# EXERCISE BRIEF
Output the records exactly, with no line skipped.

# SUPPLIED MATERIAL
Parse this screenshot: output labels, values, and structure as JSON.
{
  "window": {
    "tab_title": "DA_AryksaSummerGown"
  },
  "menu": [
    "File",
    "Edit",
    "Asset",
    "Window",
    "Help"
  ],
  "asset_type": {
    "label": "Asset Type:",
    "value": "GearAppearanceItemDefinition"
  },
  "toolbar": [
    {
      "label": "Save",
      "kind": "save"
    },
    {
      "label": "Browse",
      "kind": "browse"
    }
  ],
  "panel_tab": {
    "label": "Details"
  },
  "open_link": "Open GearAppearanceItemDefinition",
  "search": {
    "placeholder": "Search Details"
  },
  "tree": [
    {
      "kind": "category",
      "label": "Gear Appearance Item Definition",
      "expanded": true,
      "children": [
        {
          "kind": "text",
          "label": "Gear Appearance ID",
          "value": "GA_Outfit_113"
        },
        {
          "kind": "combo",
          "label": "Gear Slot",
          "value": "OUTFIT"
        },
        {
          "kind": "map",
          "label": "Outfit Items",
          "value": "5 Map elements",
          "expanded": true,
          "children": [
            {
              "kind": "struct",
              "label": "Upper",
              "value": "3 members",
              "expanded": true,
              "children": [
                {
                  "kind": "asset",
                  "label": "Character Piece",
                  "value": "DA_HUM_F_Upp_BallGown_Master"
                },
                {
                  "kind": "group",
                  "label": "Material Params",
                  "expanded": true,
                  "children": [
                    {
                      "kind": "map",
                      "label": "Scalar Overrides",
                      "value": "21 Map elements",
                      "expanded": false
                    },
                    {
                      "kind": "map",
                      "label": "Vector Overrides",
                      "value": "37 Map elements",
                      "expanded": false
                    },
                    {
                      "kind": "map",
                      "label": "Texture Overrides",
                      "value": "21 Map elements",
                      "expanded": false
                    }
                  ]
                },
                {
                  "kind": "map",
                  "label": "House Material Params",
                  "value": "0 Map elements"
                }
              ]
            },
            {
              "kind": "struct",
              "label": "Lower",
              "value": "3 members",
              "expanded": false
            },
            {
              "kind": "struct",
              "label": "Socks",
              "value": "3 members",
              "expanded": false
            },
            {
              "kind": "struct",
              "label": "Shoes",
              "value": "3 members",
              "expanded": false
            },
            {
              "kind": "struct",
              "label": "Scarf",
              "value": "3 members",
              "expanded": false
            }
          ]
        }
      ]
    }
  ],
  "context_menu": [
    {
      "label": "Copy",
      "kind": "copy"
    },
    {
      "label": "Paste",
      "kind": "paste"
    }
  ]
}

# SOLUTION TO THE PROBLEM
Parse this screenshot: output labels, values, and structure as JSON.
{
  "window": {
    "tab_title": "DA_AryksaSummerGown"
  },
  "menu": [
    "File",
    "Edit",
    "Asset",
    "Window",
    "Help"
  ],
  "asset_type": {
    "label": "Asset Type:",
    "value": "GearAppearanceItemDefinition"
  },
  "toolbar": [
    {
      "label": "Save",
      "kind": "save"
    },
    {
      "label": "Browse",
      "kind": "browse"
    }
  ],
  "panel_tab": {
    "label": "Details"
  },
  "open_link": "Open GearAppearanceItemDefinition",
  "search": {
    "placeholder": "Search Details"
  },
  "tree": [
    {
      "kind": "category",
      "label": "Gear Appearance Item Definition",
      "expanded": true,
      "children": [
        {
          "kind": "text",
          "label": "Gear Appearance ID",
          "value": "GA_Outfit_113"
        },
        {
          "kind": "combo",
          "label": "Gear Slot",
          "value": "OUTFIT"
        },
        {
          "kind": "map",
          "label": "Outfit Items",
          "value": "5 Map elements",
          "expanded": true,
          "children": [
            {
              "kind": "struct",
              "label": "Upper",
              "value": "3 members",
              "expanded": true,
              "children": [
                {
                  "kind": "asset",
                  "label": "Character Piece",
                  "value": "DA_HUM_F_Upp_BallGown_Master"
                },
                {
                  "kind": "group",
                  "label": "Material Params",
                  "expanded": true,
                  "children": [
                    {
                      "kind": "map",
                      "label": "Scalar Overrides",
                      "value": "21 Map elements",
                      "expanded": false
                    },
                    {
                      "kind": "map",
                      "label": "Vector Overrides",
                      "value": "37 Map elements",
                      "expanded": false
                    },
                    {
                      "kind": "map",
                      "label": "Texture Overrides",
                      "value": "21 Map elements",
                      "expanded": false
                    }
                  ]
                },
                {
                  "kind": "map",
                  "label": "House Material Params",
                  "value": "0 Map elements"
                }
              ]
            },
            {
              "kind": "struct",
              "label": "Lower",
              "value": "3 members",
              "expanded": false
            },
            {
              "kind": "struct",
              "label": "Socks",
              "value": "3 members",
              "expanded": false
            },
            {
              "kind": "struct",
              "label": "Shoes",
              "value": "3 members",
              "expanded": false
            },
            {
              "kind": "struct",
              "label": "Scarf",
              "value": "3 members",
              "expanded": false
            }
          ]
        }
      ]
    }
  ],
  "context_menu": [
    {
      "label": "Copy",
      "kind": "copy"
    },
    {
      "label": "Paste",
      "kind": "paste"
    }
  ]
}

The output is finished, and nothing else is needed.